Upfront Mortgage Insurance Premium

The upfront mortgage insurance cost is another requirement of a HECM (UFMIP).This fee is assessed at closing and is equivalent to 2% of the overall appraised value of the house, not necessarily the amount of the reverse mortgage. A $600,000 house, for instance, would have a $12,000 UFMIP.

Ongoing Mortgage Insurance Premiums

A 0.5% yearly supplementary mortgage insurance premium (MIP) is charged when the reverse mortgage is granted. Based on the amount borrowed, this 0.5% is applied. This is often a lot less than the upfront cost since most HECMs only let homeowners borrow up to 50% of the equity in their property.

  Should You Refinance Your Mortgage When Interest Rates Rise?

When the amount of a reverse mortgage exceeds the amount of accessible equity, the UFMIP and the MIP come together to create a fund to make up the difference. Since HECMs are government-insured, lenders are unable to demand that homeowners or heirs make up the difference in this circumstance, and this fund safeguards their interests and saves homeowners from consequences.

Since proprietary reverse mortgages are not permitted to impose UFMIPs or MIPs, borrowers may end up paying less overall.


Your reverse mortgage will be subject to interest in addition to the UFMIP and the MIP. The interest is deducted from the home’s equity since the lender pays you rather than the other way around. Interest rates for reverse mortgages might be fixed or variable. In the case of fixed-rate mortgages, lenders sometimes demand that the funds be paid in one single payment. Reverse mortgages with variable interest rates are highly popular, but beware: they might drain your equity quicker than you would think.

Third-Party Charges

The worth of your house must be determined since the commodity in a reverse mortgage is your equity. To demonstrate the current worth of your house and calculate your equity, a lender could ask for an appraisal. Title insurance, recording costs, credit checks, and other services required to build the loan’s foundation are examples of additional third-party costs.

Servicing Fees

Each lender determines their own service costs. These costs cover items like account statements, ensuring that you pay your property taxes and homeowner’s insurance on time, and money disbursal. Your interest rate determines how service costs are computed. They may charge up to $30 per month if the loan has a fixed interest rate or an annually adjustable interest rate. They may reach a maximum of $35 for variable interest rates every month. Of course, instead of being paid out of pocket, those costs will be applied to the remaining amount on your loan.

  Using Your 401(k) to Pay Off a Mortgage

Is a Proprietary Reverse Mortgage Cheaper Than a Home Equity Conversion Mortgage (HECM)?

No, not always. Although mortgage insurance premiums (MIPs) are not necessary for proprietary reverse mortgages, there are no restrictions on the amount that may be charged for origination or loan servicing expenses.
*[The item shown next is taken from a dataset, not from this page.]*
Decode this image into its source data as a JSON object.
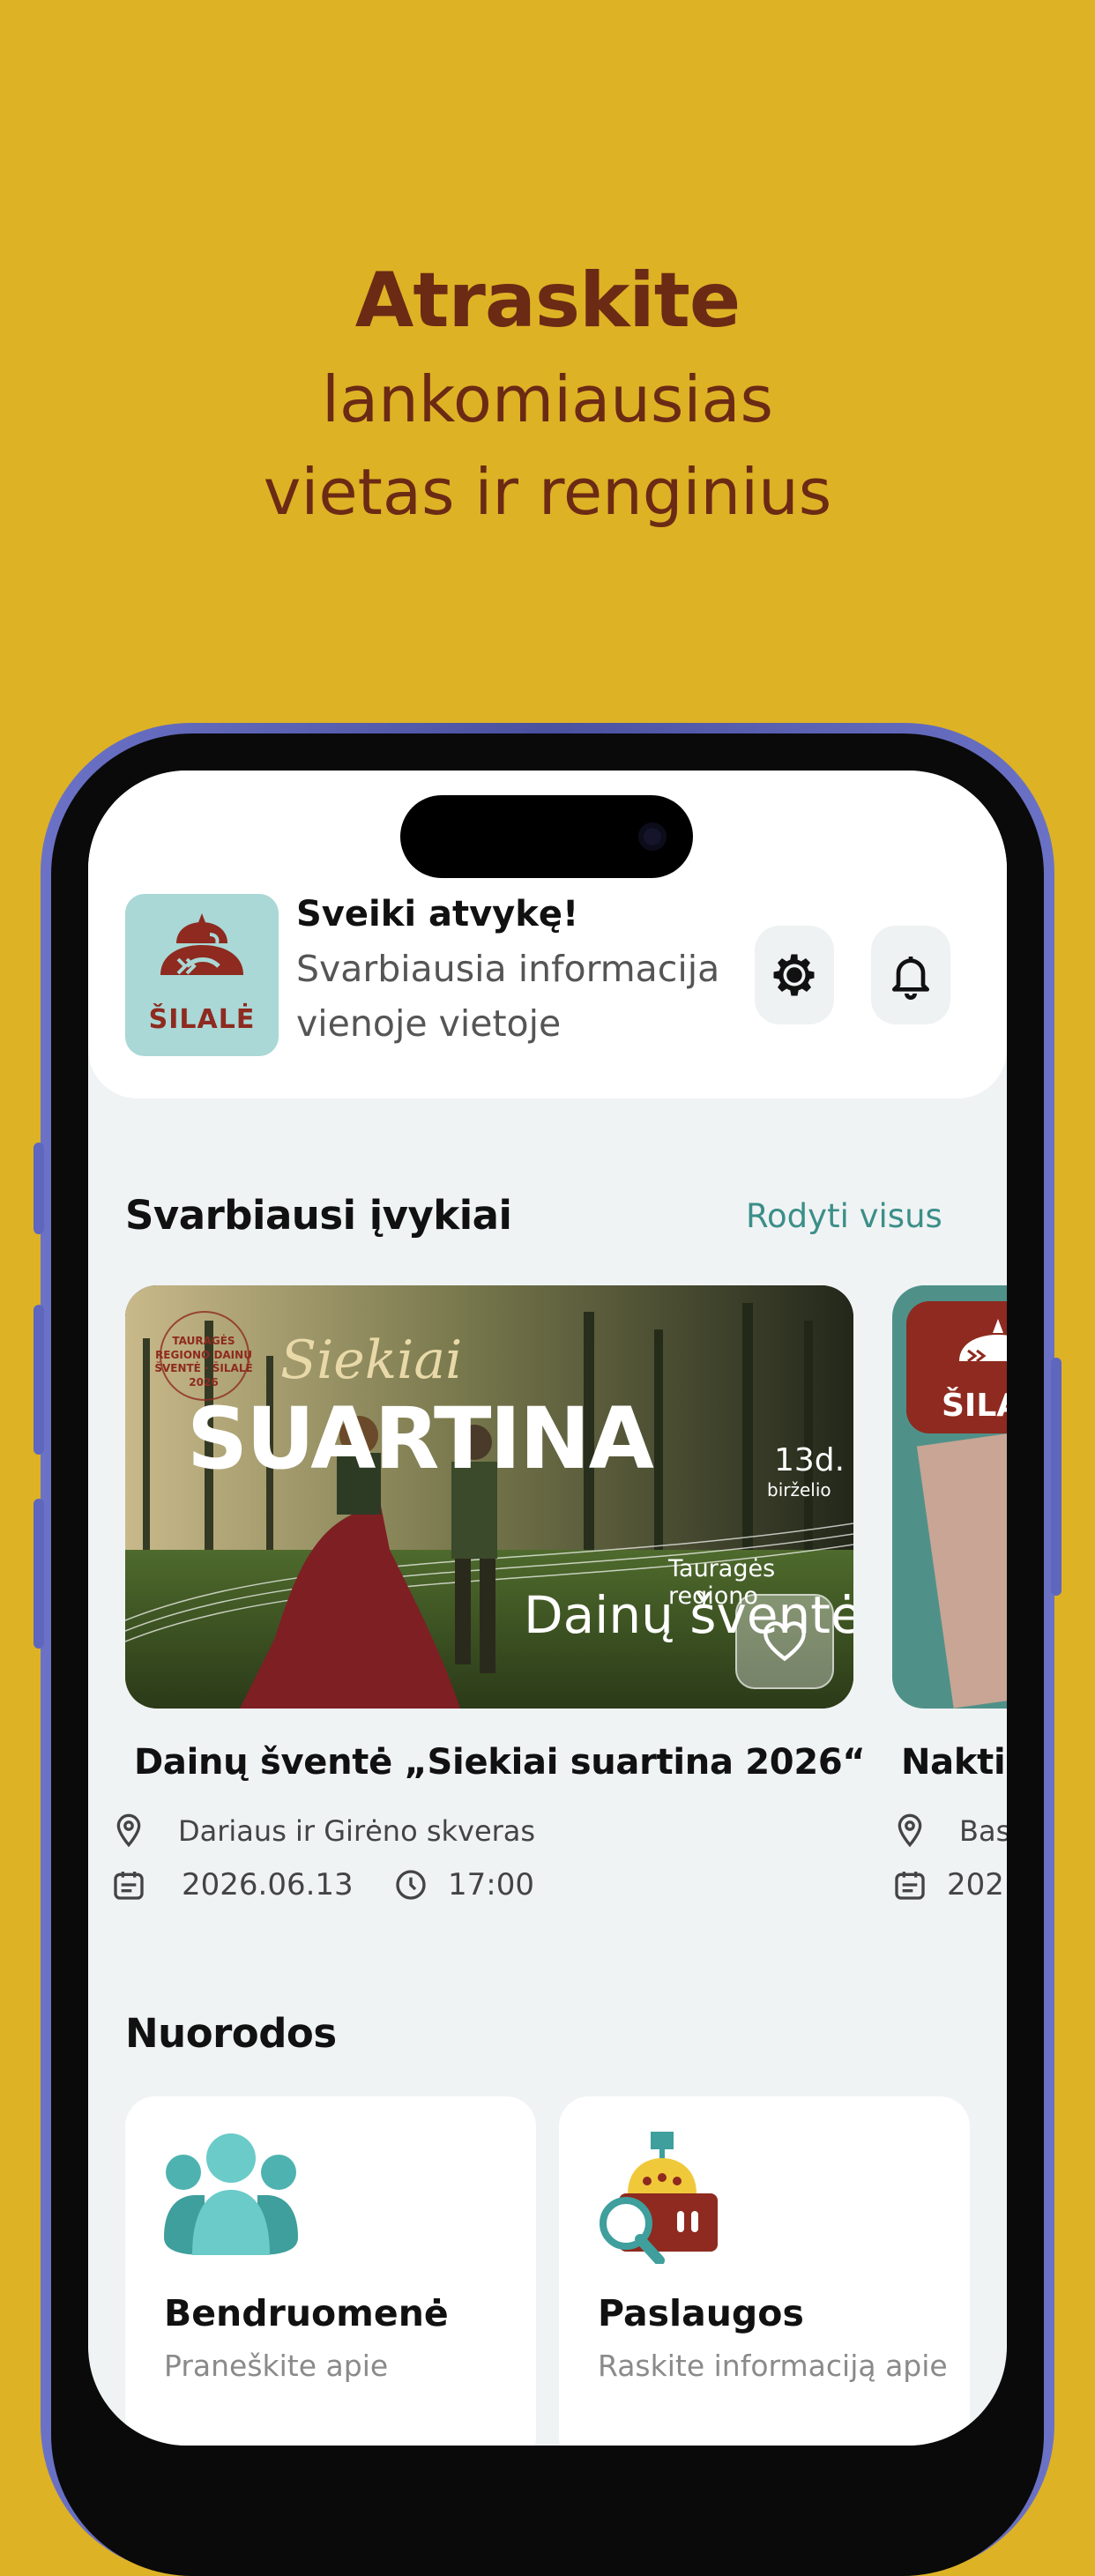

For a clear understanding of what is covered, thoroughly read the contract.

Can I Access All the Equity in My Home?

Typically, reverse mortgages only allow you to borrow up to 50% of the equity that is already accessible in your house. Although it still happens, this is a strategy to prevent you from consuming more equity than you have borrowed on your reverse mortgage.

What Happens at Mortgage Counseling?

Reverse mortgages are a product geared at seniors, thus mortgage counseling goes through all the potential benefits and drawbacks of the loan as they relate to the individual’s condition. This should provide light on whether getting a reverse mortgage is preferable to alternative options like selling the property or getting a home equity loan.

The Bottom Line

Reverse mortgages may provide seniors with poor cash flow a little breathing space, but costs might reduce the amount of money they can use. Most costs may and will be rolled into the overall loan amount, with the exception of the counseling session. In order to determine if a reverse mortgage is appropriate for your scenario, thoroughly examine the itemized costs.

You are looking for information, articles, knowledge about the topic Reverse Mortgage Fees Explained on internet, you do not find the information you need! Here are the best content compiled and compiled by the team, along with other related topics such as: Mortgage.

Similar Posts